*** Opening Dataset excerpts ***
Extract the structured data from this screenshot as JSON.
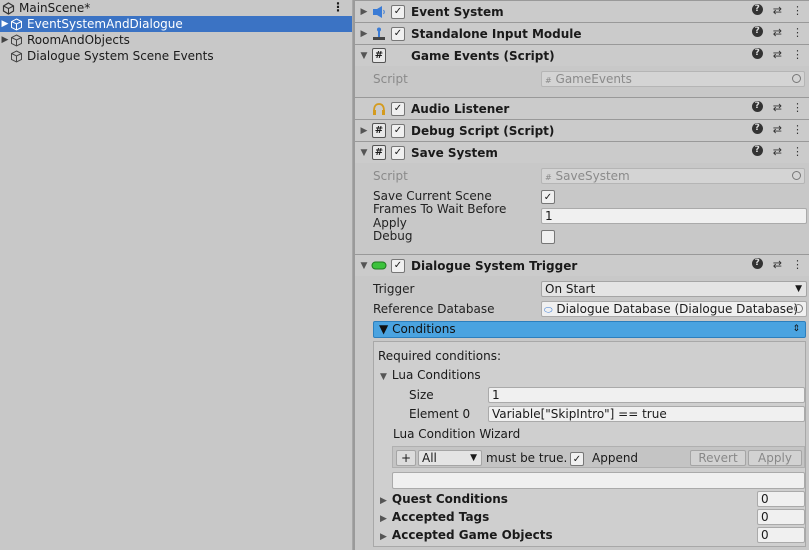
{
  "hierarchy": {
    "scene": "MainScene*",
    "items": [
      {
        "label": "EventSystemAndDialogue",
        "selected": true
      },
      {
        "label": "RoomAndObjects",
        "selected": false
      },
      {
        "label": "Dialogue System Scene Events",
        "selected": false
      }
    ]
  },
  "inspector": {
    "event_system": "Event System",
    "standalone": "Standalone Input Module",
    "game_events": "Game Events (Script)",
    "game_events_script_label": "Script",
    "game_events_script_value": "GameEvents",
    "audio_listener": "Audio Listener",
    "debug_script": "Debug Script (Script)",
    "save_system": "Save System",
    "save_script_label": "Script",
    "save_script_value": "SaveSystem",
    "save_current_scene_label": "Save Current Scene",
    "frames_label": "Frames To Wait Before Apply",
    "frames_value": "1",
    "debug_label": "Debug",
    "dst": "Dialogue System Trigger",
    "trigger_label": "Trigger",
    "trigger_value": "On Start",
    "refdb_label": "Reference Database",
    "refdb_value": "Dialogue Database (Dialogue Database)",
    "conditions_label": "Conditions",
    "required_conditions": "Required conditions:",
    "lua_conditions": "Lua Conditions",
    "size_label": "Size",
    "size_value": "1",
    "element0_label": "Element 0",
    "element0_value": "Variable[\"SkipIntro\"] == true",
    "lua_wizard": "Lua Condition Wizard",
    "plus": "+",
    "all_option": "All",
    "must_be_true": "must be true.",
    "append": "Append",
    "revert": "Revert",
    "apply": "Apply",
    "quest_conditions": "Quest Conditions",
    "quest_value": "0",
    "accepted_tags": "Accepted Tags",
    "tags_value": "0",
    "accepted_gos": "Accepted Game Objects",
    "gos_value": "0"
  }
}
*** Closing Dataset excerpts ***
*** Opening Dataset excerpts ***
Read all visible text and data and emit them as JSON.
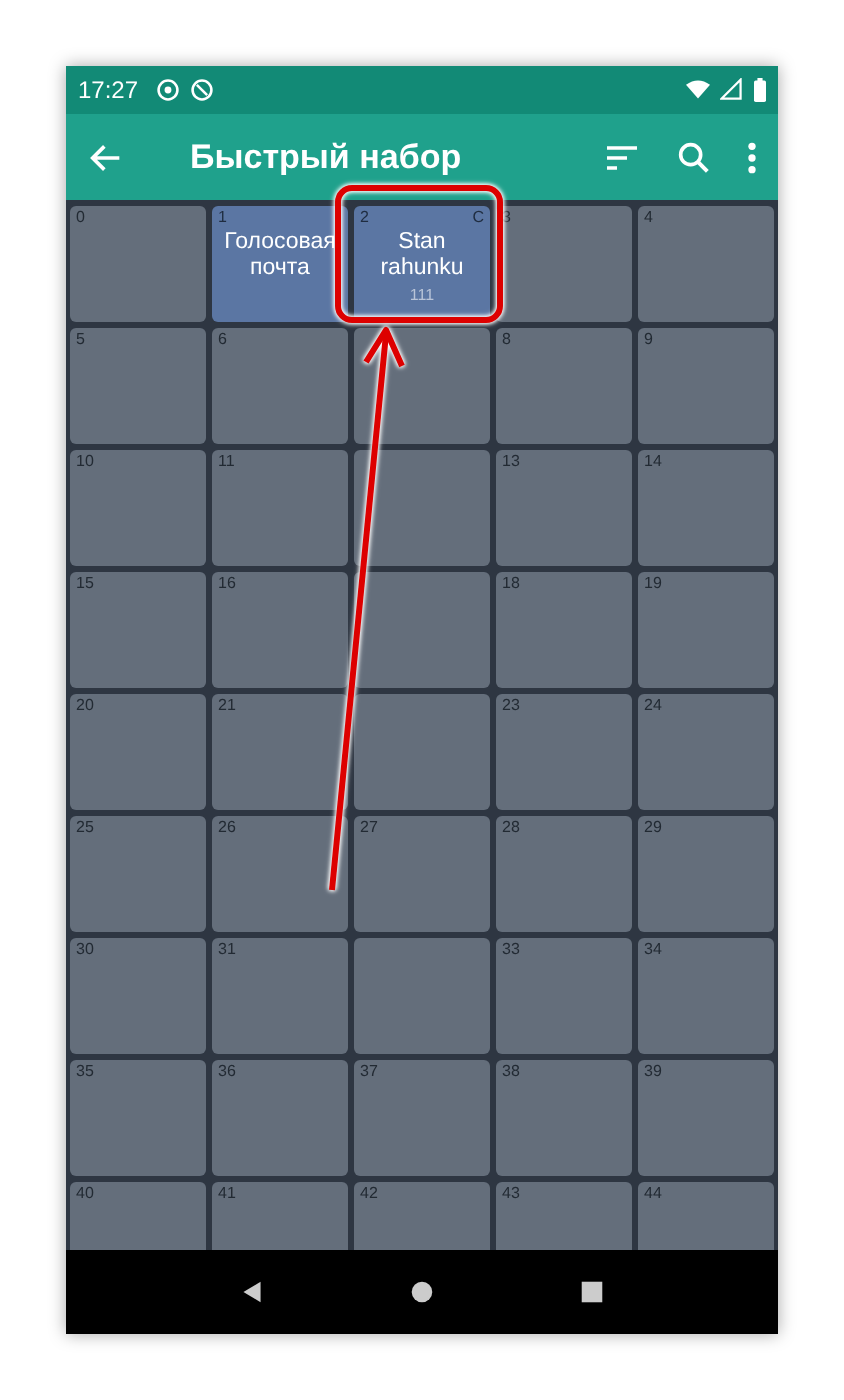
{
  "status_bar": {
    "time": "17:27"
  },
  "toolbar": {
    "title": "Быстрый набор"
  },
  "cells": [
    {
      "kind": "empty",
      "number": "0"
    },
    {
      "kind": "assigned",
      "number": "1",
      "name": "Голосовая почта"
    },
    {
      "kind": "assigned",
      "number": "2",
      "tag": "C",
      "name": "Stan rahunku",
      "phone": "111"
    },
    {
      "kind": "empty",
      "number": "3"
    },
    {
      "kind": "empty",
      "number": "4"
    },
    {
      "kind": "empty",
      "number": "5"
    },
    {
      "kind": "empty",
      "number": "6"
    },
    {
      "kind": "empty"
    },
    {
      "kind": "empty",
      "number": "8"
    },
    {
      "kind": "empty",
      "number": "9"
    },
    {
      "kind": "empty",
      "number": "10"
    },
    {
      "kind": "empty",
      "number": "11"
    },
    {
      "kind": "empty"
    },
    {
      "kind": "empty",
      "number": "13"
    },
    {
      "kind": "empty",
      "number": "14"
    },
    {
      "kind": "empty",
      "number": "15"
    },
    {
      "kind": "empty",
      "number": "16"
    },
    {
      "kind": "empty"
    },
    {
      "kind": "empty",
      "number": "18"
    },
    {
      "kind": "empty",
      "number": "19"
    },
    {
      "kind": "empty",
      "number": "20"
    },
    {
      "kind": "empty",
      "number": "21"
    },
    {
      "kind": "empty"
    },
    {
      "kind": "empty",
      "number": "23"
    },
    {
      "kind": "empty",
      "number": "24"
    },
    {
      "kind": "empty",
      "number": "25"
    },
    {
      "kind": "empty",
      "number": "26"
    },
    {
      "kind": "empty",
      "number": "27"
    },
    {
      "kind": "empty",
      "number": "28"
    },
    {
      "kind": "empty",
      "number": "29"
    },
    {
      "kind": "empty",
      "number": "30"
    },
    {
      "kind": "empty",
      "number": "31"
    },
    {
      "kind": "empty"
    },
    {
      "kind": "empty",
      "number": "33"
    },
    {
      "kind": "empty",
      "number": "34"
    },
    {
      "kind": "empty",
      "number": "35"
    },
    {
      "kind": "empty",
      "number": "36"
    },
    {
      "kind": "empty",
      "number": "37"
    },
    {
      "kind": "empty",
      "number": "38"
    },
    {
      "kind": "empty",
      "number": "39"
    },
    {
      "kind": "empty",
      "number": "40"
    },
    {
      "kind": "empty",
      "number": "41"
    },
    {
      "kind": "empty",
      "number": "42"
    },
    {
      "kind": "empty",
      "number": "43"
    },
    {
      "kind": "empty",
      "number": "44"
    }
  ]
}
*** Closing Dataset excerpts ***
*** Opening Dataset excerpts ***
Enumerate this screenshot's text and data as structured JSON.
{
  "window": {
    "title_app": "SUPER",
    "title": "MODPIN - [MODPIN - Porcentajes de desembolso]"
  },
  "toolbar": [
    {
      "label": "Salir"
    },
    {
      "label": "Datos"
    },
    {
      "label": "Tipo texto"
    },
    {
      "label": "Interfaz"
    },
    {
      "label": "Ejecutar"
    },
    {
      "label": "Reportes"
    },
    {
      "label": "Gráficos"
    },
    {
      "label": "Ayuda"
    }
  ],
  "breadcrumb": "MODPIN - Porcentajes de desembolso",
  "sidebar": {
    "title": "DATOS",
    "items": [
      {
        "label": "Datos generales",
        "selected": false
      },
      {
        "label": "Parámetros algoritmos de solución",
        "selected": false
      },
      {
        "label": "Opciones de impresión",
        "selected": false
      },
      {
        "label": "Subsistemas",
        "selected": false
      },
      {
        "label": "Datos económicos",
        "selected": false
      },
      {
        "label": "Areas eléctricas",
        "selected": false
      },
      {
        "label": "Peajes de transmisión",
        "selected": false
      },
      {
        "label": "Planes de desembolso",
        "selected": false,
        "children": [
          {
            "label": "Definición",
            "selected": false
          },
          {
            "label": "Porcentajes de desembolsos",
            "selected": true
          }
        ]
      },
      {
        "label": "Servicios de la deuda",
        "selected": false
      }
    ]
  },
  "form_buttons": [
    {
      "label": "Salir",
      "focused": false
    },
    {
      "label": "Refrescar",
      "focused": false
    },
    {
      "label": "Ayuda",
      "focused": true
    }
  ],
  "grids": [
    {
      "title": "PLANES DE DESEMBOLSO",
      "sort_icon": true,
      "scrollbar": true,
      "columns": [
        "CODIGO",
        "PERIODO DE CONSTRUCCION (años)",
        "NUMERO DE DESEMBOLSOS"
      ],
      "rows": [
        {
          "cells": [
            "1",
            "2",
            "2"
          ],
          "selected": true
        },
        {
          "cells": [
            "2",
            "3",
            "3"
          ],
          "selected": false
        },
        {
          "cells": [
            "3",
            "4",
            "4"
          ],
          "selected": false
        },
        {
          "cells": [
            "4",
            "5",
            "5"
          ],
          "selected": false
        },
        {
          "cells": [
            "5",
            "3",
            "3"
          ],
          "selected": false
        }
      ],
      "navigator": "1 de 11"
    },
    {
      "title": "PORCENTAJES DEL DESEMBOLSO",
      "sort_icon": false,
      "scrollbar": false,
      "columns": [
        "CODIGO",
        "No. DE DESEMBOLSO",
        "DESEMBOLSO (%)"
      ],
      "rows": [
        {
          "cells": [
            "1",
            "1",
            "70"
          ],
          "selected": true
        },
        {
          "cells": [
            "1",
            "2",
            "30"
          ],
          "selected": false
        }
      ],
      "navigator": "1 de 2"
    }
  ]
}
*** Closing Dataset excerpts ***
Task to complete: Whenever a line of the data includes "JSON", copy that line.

Answer to the exercise:
Extract the structured data from this screenshot as JSON.
Read all visible text and data and emit them as JSON.
Enumerate this screenshot's text and data as structured JSON.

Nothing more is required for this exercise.